[Element data from apps and pages]
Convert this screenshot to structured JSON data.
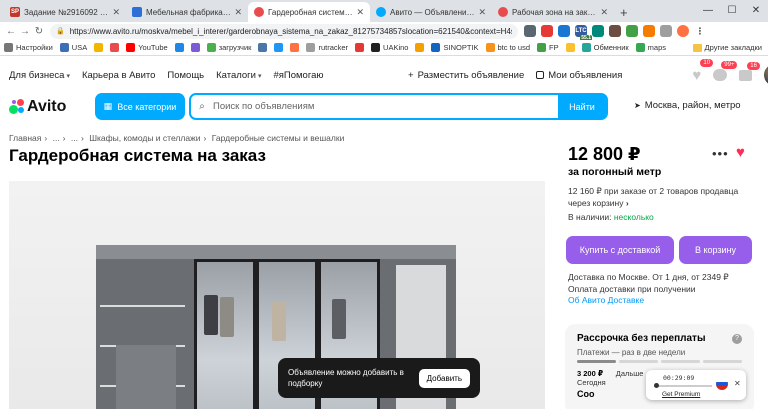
{
  "browser": {
    "tabs": [
      {
        "title": "Задание №2916092 - просмо...",
        "favicon_text": "SP",
        "favicon_color": "#c0392b",
        "active": false
      },
      {
        "title": "Мебельная фабрика Комфор...",
        "favicon_text": "",
        "favicon_color": "#2d6fd6",
        "active": false
      },
      {
        "title": "Гардеробная система на заказ",
        "favicon_text": "",
        "favicon_color": "#e84d4d",
        "active": true
      },
      {
        "title": "Авито — Объявления на сайт...",
        "favicon_text": "",
        "favicon_color": "#00aaff",
        "active": false
      },
      {
        "title": "Рабочая зона на заказ купит...",
        "favicon_text": "",
        "favicon_color": "#e84d4d",
        "active": false
      }
    ],
    "new_tab": "+",
    "url": "https://www.avito.ru/moskva/mebel_i_interer/garderobnaya_sistema_na_zakaz_81275734857slocation=621540&context=H4sIAA...",
    "extension_badge": "55.1",
    "extension_label": "LTC"
  },
  "bookmarks": {
    "items": [
      {
        "label": "Настройки",
        "color": "#777777"
      },
      {
        "label": "USA",
        "color": "#3c6fb5"
      },
      {
        "label": "",
        "color": "#f5b400"
      },
      {
        "label": "",
        "color": "#e84d4d"
      },
      {
        "label": "YouTube",
        "color": "#ff0000"
      },
      {
        "label": "",
        "color": "#1e88e5"
      },
      {
        "label": "",
        "color": "#7b5cd6"
      },
      {
        "label": "загрузчик",
        "color": "#4caf50"
      },
      {
        "label": "",
        "color": "#4a76a8"
      },
      {
        "label": "",
        "color": "#2196f3"
      },
      {
        "label": "",
        "color": "#ff7043"
      },
      {
        "label": "rutracker",
        "color": "#9e9e9e"
      },
      {
        "label": "",
        "color": "#e53935"
      },
      {
        "label": "UAKino",
        "color": "#212121"
      },
      {
        "label": "",
        "color": "#f4a100"
      },
      {
        "label": "SINOPTIK",
        "color": "#1565c0"
      },
      {
        "label": "btc to usd",
        "color": "#f7931a"
      },
      {
        "label": "FP",
        "color": "#43a047"
      },
      {
        "label": "",
        "color": "#fbc02d"
      },
      {
        "label": "Обменник",
        "color": "#26a69a"
      },
      {
        "label": "maps",
        "color": "#34a853"
      }
    ],
    "other": "Другие закладки"
  },
  "avito": {
    "top_links": [
      "Для бизнеса",
      "Карьера в Авито",
      "Помощь",
      "Каталоги",
      "#яПомогаю"
    ],
    "post_ad": "Разместить объявление",
    "my_ads": "Мои объявления",
    "counts": {
      "favorites": "10",
      "messages": "99+",
      "cart": "16"
    },
    "logo": "Avito",
    "all_categories": "Все категории",
    "search_placeholder": "Поиск по объявлениям",
    "find": "Найти",
    "location": "Москва, район, метро"
  },
  "breadcrumb": [
    "Главная",
    "...",
    "...",
    "Шкафы, комоды и стеллажи",
    "Гардеробные системы и вешалки"
  ],
  "listing": {
    "title": "Гардеробная система на заказ",
    "price": "12 800 ₽",
    "price_unit": "за погонный метр",
    "order_note": "12 160 ₽ при заказе от 2 товаров продавца через корзину",
    "stock_label": "В наличии:",
    "stock_value": "несколько",
    "buy_delivery": "Купить с доставкой",
    "add_to_cart": "В корзину",
    "delivery_line1": "Доставка по Москве. От 1 дня, от 2349 ₽",
    "delivery_line2": "Оплата доставки при получении",
    "delivery_link": "Об Авито Доставке"
  },
  "installment": {
    "title": "Рассрочка без переплаты",
    "subtitle": "Платежи — раз в две недели",
    "first_amount": "3 200 ₽",
    "first_label": "Сегодня",
    "second_label": "Дальше",
    "third_label": "Coo"
  },
  "toast": {
    "text": "Объявление можно добавить в подборку",
    "button": "Добавить"
  },
  "recorder": {
    "time": "00:29:09",
    "premium": "Get Premium"
  },
  "colors": {
    "avito_blue": "#00aaff",
    "avito_purple": "#965eeb",
    "in_stock": "#02a846",
    "link": "#0099f7",
    "heart": "#ff2d55"
  }
}
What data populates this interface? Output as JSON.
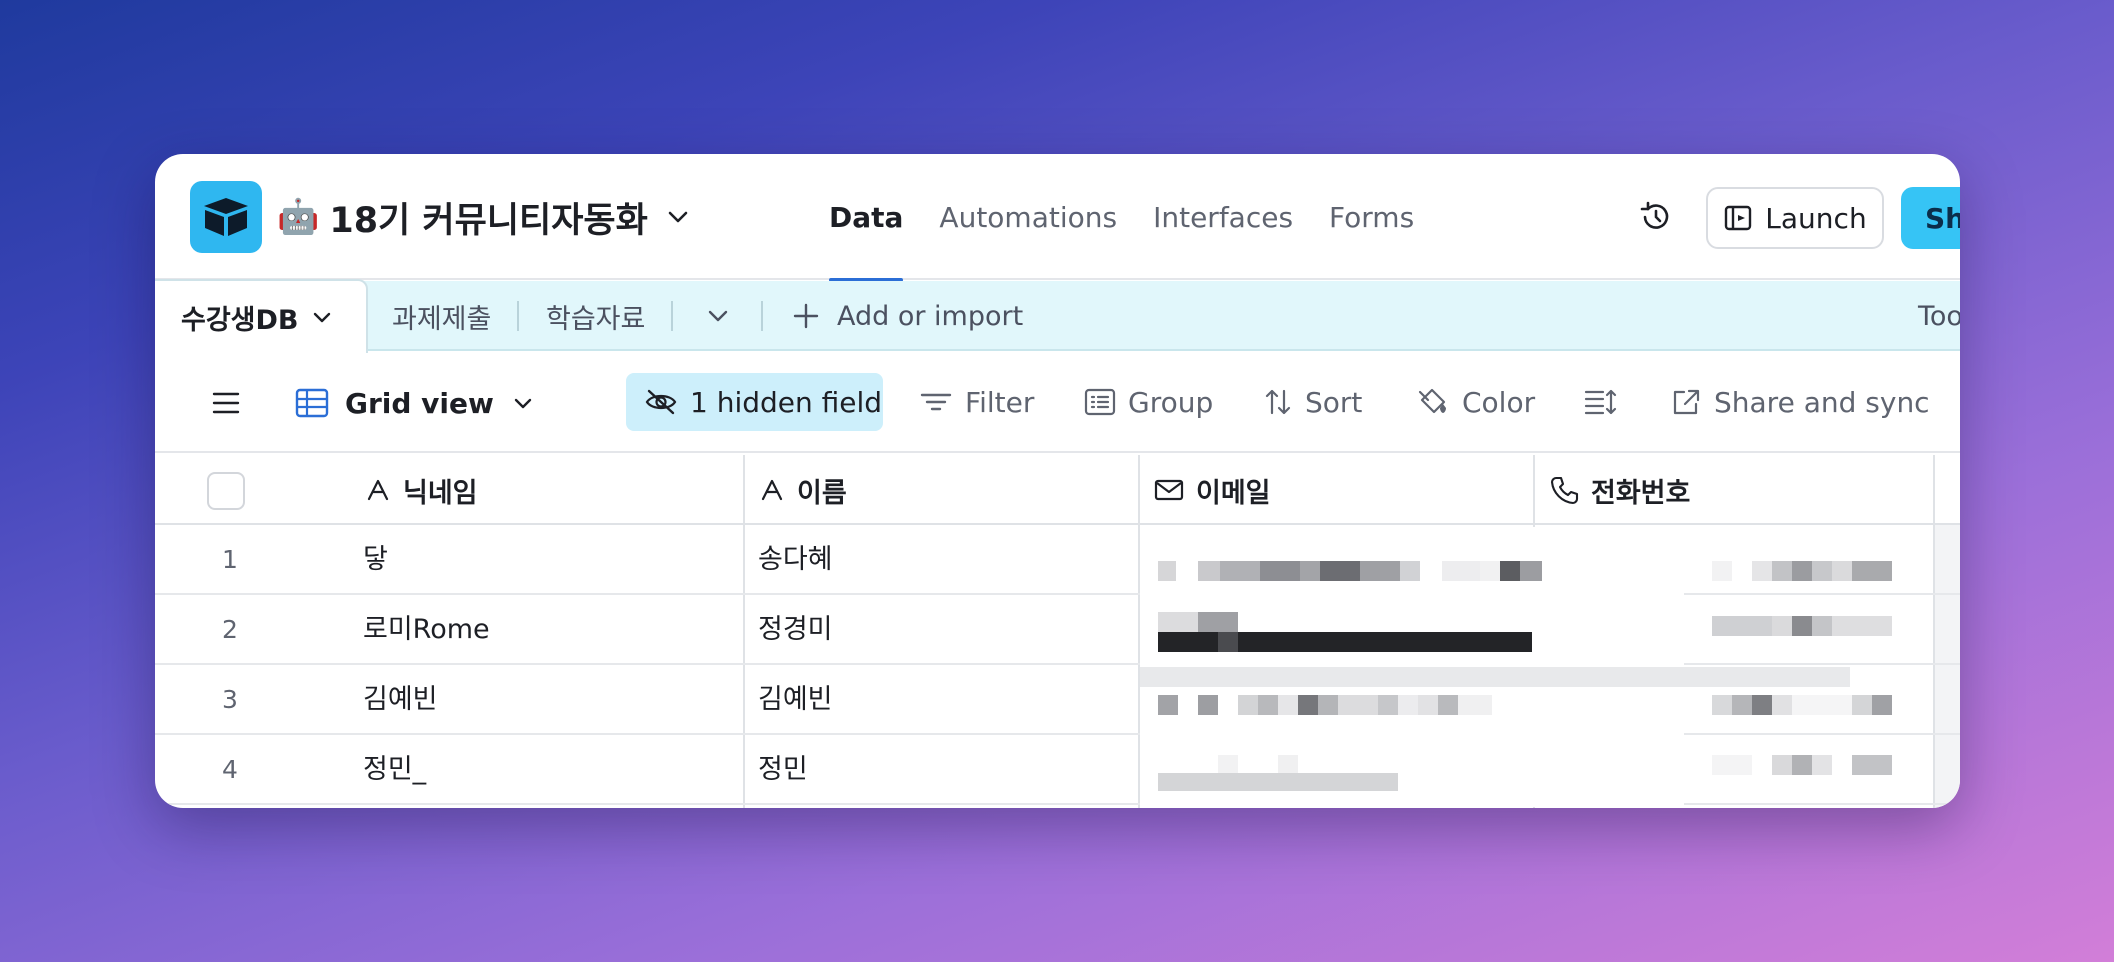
{
  "app": {
    "base_emoji": "🤖",
    "base_name": "18기 커뮤니티자동화"
  },
  "main_tabs": [
    {
      "label": "Data",
      "active": true
    },
    {
      "label": "Automations",
      "active": false
    },
    {
      "label": "Interfaces",
      "active": false
    },
    {
      "label": "Forms",
      "active": false
    }
  ],
  "header_actions": {
    "launch_label": "Launch",
    "share_label": "Sh"
  },
  "table_tabs": {
    "active": "수강생DB",
    "others": [
      "과제제출",
      "학습자료"
    ],
    "add_label": "Add or import",
    "tools_label": "Too"
  },
  "view_toolbar": {
    "view_name": "Grid view",
    "hidden_fields_label": "1 hidden field",
    "filter_label": "Filter",
    "group_label": "Group",
    "sort_label": "Sort",
    "color_label": "Color",
    "share_sync_label": "Share and sync"
  },
  "columns": [
    {
      "name": "닉네임",
      "icon": "text-field-icon"
    },
    {
      "name": "이름",
      "icon": "text-field-icon"
    },
    {
      "name": "이메일",
      "icon": "email-icon"
    },
    {
      "name": "전화번호",
      "icon": "phone-icon"
    }
  ],
  "rows": [
    {
      "num": "1",
      "nickname": "닿",
      "name": "송다혜"
    },
    {
      "num": "2",
      "nickname": "로미Rome",
      "name": "정경미"
    },
    {
      "num": "3",
      "nickname": "김예빈",
      "name": "김예빈"
    },
    {
      "num": "4",
      "nickname": "정민_",
      "name": "정민"
    }
  ],
  "colors": {
    "accent": "#2b6ed6",
    "logo_bg": "#2fb7f0",
    "share_button": "#36c4f5",
    "table_bar_bg": "#e1f7fb",
    "hidden_field_bg": "#cdeffb"
  }
}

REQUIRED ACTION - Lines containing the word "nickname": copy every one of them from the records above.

SOLVED PROBLEM -
      "nickname": "닿",
      "nickname": "로미Rome",
      "nickname": "김예빈",
      "nickname": "정민_",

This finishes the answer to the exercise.